I think a lot of variables all line up when terrible things happen. I am reminded of bad outcomes in the hospital. When a malpractice event occurs, the investigation nearly always reveals a series of unlikely events that happen coincidentally to lead to the mistake. There is layer after layer of preventive procedures, training and engineering controls to prevent mistakes, but they happen when "freak" events occur in a series. I think the same sort of improbable events lead to these shooters.
Mass murderers have almost by definition some element of mental illness. But mental illness is common in the population. Then there are guns. But guns are common in our population. And then there are all of the personal and social circumstances that surround these particular individuals that commit these crimes. Many people go down these paths, I believe, but most are diverted at some point onto another path that leads away from mass murder. The two main variables that are possibly controllable are mental illness and availability of efficient weapons.
Another factor is the culture of guns. I think a universal healthcare system that had mental health coverage would act like a large blanket that would catch and divert many kids and adults into treatment. I think gun laws that raise the bar for gun ownership would also divert some of these individuals from their path to destruction. Both of these social measures would constrain the culture of guns.

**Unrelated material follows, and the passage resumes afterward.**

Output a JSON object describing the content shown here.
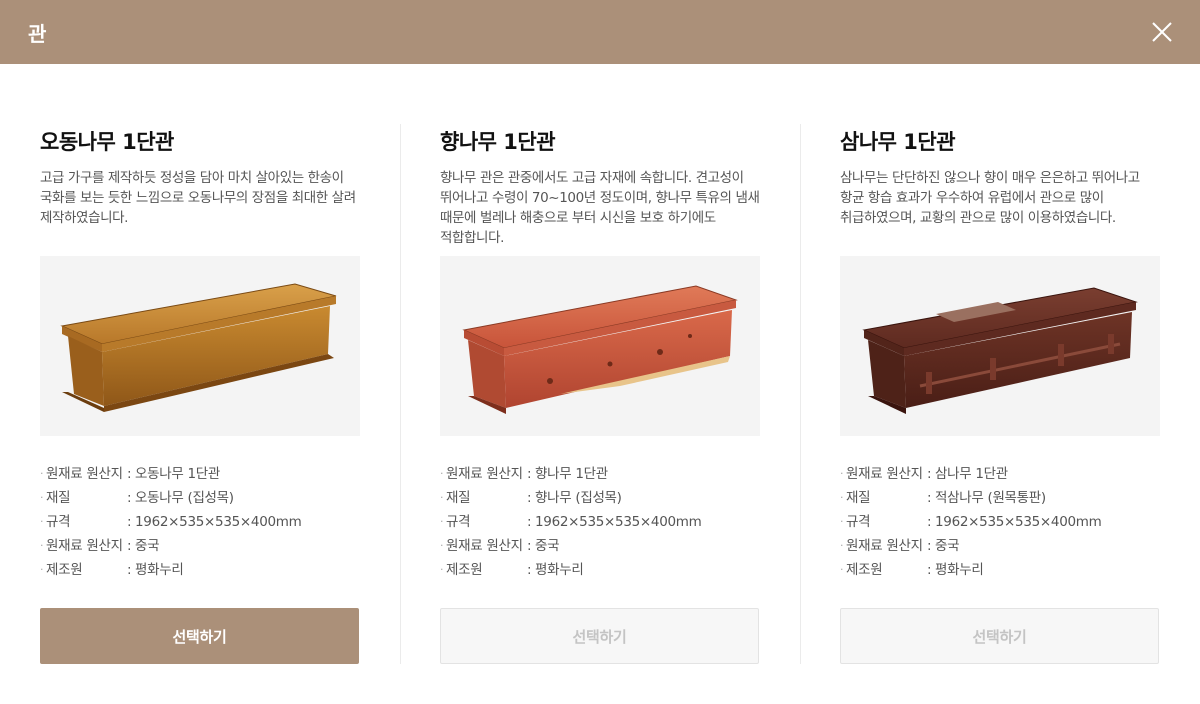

In any group of millions of individuals there will be aberrancy. We will never be able to identify those "needles in the haystack" that are going to commit mass murder. We can offer treatment to all and catch most of the "needles" in the blanket, though.